Ask yourself this….Can I change jobs now in 2020? Do I want to do it? Is it realistic given that we are living through a pandemic?
With that said, I want to share with you some tips that could be life changing or very impactful for the way you live and enjoy your work. Maybe your job is not satisfying or maybe you are just tired of your role and want a change. Whatever your reasons, the million dollar question is, is anyone actually hiring during a pandemic?
The answer may be very surprising to you.
Realizing that a job (or industry) isn’t for you, and deciding to make a change, can be very difficult, in the best of times, let alone a pandemic. Here’s the thing, if you’re thinking about it enough, it’s probably worth considering. When you feel like you’re in the wrong place it can be discouraging, depressing and maybe causing you some anxiety and stress. So what happens next is that you stop caring about your role, your productivity levels go down which will have negative impacts on your work, your internal career prospects begin to decrease and it may affect your mental health.

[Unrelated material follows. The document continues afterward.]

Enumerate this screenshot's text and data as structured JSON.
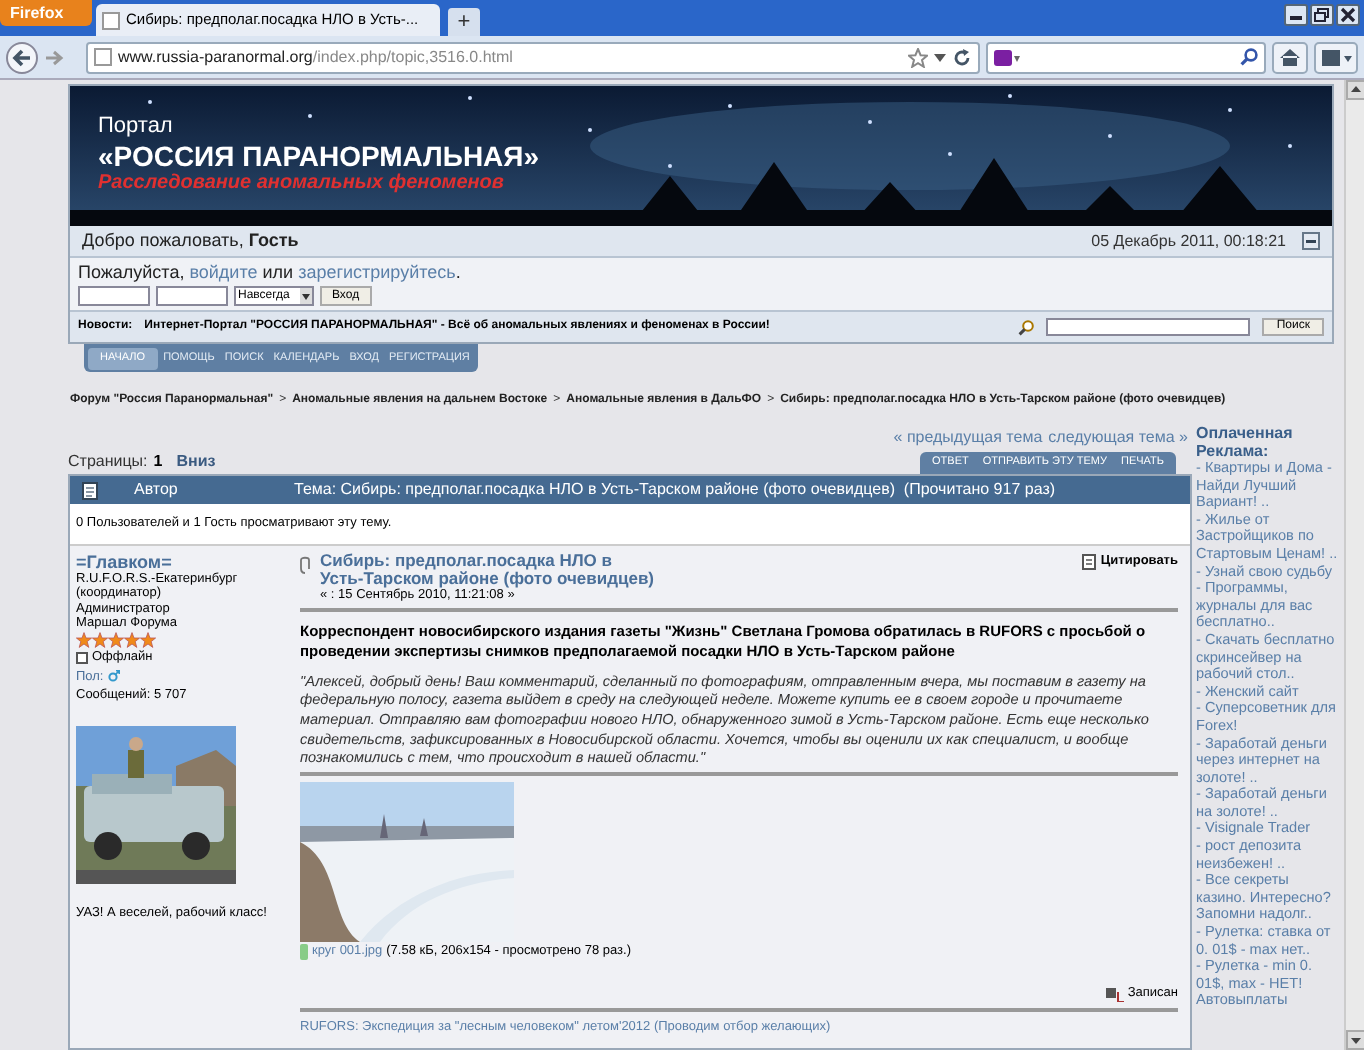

Why would you want to spend your next year or two or three this way? When I talk to employees, the happiest employees are proud and enjoy their work. They find meaning in what they do, and if that doesn’t seem familiar to you, it might be time to reconsider your job or career. And yes, even during a pandemic.
So changing jobs or a career can be daunting and it could mean some big life changes, and that’s scary. But having regret can be even more frightening.
So here are some reasons why this might be a good time to make a career change:
- Leverage your network.
Whether you are starting your career, are mid-career, or an executive seeking new horizons, you’ve likely met a lot of people, and have an established network of contacts who can help get you in the door in a new industry or company. They can also introduce you to key decision makers, reducing the amount of time you need to spend at the bottom of a new industry or company. So its important to get out there and have those conversations.
- Some skills are transferrable.
Although you may lack specific industry experience, you’re already well-versed or have some experience of the ins and outs of the working world. You likely have a solid understanding of what it takes (i.e.: soft skills) to navigate and adjust to new teams or working styles. Your enthusiasm about your new role is key and don’t be afraid to express this!
- You may end up earning more.
Making a career switch may increase your current compensation in time but be patient. In time, your new role along with your experience from previous industries could even push you into management roles you never expected to find yourself in.
So where do you start?
Honest introspection is a critical first step in figuring out what direction you want to move in. This will require a good deal of due diligence and a lot of research. So ask yourself, what is it that really excites and motivates you? Do you need a different work environment? What sort of day-to-day tasks do you prefer? Is there an industry that really interests you? Once you have the answers to these questions, you might start to see a pattern emerging. And when you do, you’re ready to take the next step.
- Get out there and discreetly make it known you are considering a change
- Take on a temporary assignment within your company or if you are not working – take a temp role – find out if you like the company, the work and the opportunities that exist within
- Get skilled or trained in the area you want to move into
- Meet with a Recruiter or Talent Management Specialist and get them working for you
If your work isn’t satisfying you, then you owe it to yourself to find a career and wash away that ho-hum attitude and do something you are passionate about. Courage is about having persistence and being diligent in your pursuit of happiness. Your progress will come, but patience and time may be required and that’s okay. Remember, it is a step by step process.
So once you have figured out what you want and what you need to do to get it, then take a deep breath and “get’r’done”.